## Problem
Write out the entries once more, exactly as they appear.

## Given information

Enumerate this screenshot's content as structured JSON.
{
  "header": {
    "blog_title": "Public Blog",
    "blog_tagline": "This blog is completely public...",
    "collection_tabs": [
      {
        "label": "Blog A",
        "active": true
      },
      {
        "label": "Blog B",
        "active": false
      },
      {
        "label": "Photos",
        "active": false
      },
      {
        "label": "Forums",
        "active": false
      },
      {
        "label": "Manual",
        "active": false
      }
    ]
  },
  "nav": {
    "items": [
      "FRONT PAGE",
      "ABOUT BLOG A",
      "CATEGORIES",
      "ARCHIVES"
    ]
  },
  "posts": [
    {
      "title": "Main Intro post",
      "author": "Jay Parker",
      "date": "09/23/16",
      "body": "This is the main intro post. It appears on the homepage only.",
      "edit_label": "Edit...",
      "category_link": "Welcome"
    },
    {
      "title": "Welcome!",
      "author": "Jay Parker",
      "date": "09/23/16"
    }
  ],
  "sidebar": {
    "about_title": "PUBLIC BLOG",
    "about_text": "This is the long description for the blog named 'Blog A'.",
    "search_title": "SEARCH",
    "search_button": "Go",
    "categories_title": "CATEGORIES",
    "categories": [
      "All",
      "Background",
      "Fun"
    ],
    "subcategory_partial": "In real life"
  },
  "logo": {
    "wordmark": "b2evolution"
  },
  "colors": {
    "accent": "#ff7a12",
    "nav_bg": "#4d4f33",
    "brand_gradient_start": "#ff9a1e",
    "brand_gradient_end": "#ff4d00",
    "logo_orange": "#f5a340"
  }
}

## Output below
Enumerate this screenshot's content as structured JSON.
{
  "header": {
    "blog_title": "Public Blog",
    "blog_tagline": "This blog is completely public...",
    "collection_tabs": [
      {
        "label": "Blog A",
        "active": true
      },
      {
        "label": "Blog B",
        "active": false
      },
      {
        "label": "Photos",
        "active": false
      },
      {
        "label": "Forums",
        "active": false
      },
      {
        "label": "Manual",
        "active": false
      }
    ]
  },
  "nav": {
    "items": [
      "FRONT PAGE",
      "ABOUT BLOG A",
      "CATEGORIES",
      "ARCHIVES"
    ]
  },
  "posts": [
    {
      "title": "Main Intro post",
      "author": "Jay Parker",
      "date": "09/23/16",
      "body": "This is the main intro post. It appears on the homepage only.",
      "edit_label": "Edit...",
      "category_link": "Welcome"
    },
    {
      "title": "Welcome!",
      "author": "Jay Parker",
      "date": "09/23/16"
    }
  ],
  "sidebar": {
    "about_title": "PUBLIC BLOG",
    "about_text": "This is the long description for the blog named 'Blog A'.",
    "search_title": "SEARCH",
    "search_button": "Go",
    "categories_title": "CATEGORIES",
    "categories": [
      "All",
      "Background",
      "Fun"
    ],
    "subcategory_partial": "In real life"
  },
  "logo": {
    "wordmark": "b2evolution"
  },
  "colors": {
    "accent": "#ff7a12",
    "nav_bg": "#4d4f33",
    "brand_gradient_start": "#ff9a1e",
    "brand_gradient_end": "#ff4d00",
    "logo_orange": "#f5a340"
  }
}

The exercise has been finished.